* _What the exercise asks_
In how many lines of the records does "Limit" appear? Answer with one number.

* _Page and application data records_
"""

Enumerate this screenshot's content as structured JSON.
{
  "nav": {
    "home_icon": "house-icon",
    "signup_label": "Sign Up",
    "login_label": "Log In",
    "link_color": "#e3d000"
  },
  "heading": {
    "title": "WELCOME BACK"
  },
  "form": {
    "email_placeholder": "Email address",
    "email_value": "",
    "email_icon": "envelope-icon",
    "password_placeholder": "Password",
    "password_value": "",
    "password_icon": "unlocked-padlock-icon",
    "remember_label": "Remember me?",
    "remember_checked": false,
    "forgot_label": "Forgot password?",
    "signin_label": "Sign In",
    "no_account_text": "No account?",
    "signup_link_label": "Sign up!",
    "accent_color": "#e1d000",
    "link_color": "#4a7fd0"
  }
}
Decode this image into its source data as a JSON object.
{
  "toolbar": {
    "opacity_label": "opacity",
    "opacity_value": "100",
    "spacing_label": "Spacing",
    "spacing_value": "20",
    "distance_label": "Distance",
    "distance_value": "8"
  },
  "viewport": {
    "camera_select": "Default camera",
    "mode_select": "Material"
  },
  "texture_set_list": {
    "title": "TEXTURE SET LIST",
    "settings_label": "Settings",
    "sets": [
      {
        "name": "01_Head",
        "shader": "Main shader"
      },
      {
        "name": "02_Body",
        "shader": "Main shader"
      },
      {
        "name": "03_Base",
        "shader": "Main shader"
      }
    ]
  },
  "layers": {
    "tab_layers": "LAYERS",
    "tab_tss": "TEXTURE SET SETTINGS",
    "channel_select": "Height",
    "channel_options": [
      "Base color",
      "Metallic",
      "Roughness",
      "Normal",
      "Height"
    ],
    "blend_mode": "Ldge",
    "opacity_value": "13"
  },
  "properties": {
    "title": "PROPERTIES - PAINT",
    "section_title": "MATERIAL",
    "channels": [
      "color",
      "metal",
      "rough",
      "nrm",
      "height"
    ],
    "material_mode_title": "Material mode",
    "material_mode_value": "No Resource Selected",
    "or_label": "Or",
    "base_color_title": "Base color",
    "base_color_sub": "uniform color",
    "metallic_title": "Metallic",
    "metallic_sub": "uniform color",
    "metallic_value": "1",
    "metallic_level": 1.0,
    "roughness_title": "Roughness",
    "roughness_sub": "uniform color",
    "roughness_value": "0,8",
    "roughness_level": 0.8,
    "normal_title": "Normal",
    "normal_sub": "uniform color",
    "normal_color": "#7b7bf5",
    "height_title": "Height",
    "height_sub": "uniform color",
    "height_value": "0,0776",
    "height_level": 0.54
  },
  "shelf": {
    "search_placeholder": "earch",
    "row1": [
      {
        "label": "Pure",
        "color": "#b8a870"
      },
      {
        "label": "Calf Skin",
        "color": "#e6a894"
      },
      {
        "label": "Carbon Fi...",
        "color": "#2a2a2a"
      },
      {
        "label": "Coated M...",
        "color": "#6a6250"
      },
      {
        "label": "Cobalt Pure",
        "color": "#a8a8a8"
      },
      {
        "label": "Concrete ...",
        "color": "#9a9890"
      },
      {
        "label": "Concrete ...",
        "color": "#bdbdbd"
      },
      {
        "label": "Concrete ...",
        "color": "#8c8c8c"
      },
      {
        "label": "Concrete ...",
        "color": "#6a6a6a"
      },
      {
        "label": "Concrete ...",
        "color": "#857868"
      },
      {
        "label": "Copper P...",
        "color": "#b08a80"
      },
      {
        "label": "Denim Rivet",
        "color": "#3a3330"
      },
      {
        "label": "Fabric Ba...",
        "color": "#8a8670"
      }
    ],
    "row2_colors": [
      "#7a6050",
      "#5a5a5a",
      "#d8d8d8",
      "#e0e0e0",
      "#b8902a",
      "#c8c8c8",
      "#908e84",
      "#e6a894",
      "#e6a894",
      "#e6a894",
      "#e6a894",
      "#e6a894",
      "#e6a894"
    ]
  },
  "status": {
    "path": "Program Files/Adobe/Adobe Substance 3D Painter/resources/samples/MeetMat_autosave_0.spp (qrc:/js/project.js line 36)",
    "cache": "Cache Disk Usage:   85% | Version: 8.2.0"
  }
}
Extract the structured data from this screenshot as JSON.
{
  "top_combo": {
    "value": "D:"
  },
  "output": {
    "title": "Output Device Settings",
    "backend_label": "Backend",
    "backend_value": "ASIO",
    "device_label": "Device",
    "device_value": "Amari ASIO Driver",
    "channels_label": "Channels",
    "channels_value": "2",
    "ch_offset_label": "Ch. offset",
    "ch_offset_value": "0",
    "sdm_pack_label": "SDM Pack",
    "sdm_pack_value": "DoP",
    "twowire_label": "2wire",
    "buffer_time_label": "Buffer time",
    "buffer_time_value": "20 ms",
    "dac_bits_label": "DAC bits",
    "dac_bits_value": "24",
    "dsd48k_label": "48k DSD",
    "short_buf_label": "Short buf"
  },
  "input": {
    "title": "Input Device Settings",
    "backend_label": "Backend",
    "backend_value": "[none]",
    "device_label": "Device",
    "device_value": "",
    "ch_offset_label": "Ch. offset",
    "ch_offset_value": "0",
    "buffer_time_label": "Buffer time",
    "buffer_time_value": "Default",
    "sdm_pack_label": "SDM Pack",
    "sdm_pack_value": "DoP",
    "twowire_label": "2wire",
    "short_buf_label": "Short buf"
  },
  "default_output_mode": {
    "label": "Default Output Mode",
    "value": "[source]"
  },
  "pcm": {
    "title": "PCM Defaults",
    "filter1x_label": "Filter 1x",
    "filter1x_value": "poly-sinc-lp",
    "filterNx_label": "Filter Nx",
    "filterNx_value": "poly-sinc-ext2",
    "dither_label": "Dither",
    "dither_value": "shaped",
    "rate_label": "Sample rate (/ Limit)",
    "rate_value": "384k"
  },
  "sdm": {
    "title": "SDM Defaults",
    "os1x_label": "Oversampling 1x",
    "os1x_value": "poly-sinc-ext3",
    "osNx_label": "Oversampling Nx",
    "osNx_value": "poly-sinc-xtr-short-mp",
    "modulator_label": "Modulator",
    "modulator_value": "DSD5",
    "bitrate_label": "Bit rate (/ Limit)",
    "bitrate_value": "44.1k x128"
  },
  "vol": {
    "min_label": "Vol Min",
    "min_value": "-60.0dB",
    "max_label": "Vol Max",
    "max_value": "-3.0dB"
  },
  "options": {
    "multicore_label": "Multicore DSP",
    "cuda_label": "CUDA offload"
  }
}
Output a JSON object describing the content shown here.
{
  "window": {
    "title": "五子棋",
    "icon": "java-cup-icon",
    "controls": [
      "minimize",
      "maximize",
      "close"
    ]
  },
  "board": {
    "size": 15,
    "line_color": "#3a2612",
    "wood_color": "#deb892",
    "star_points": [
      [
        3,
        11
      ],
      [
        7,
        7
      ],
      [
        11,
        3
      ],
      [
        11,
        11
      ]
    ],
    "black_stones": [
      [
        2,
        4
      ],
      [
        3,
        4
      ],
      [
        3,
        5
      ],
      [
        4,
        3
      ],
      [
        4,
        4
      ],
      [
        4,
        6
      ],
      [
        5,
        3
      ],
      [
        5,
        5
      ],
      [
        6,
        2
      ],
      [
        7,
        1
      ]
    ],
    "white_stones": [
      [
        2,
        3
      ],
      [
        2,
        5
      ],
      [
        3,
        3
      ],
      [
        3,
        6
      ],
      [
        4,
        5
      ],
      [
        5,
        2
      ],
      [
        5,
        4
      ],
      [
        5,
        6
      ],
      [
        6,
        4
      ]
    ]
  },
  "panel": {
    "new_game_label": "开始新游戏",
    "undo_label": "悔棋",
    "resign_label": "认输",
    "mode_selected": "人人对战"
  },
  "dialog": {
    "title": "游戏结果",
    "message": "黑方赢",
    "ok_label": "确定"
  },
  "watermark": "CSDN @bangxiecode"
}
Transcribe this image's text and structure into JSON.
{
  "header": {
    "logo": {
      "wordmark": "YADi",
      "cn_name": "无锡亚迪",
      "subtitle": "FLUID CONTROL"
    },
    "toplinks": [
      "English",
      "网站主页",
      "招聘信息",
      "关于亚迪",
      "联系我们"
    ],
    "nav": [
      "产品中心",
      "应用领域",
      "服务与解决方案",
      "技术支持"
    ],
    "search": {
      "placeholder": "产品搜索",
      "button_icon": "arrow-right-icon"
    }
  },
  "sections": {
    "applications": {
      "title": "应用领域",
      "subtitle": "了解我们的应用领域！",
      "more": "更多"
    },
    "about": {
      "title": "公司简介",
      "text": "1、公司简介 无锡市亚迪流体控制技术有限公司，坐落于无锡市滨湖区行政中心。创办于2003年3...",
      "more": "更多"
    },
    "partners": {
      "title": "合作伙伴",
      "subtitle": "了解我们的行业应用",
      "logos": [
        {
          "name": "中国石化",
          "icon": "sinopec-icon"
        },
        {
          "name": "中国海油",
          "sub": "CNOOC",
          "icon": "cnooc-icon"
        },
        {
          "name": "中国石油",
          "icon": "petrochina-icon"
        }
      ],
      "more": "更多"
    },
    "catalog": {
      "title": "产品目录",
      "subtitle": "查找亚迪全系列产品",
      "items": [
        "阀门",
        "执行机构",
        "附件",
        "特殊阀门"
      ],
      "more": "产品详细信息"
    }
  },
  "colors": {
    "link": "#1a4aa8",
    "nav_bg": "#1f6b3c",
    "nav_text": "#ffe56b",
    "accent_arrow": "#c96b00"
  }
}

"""

* _Exercise output_
2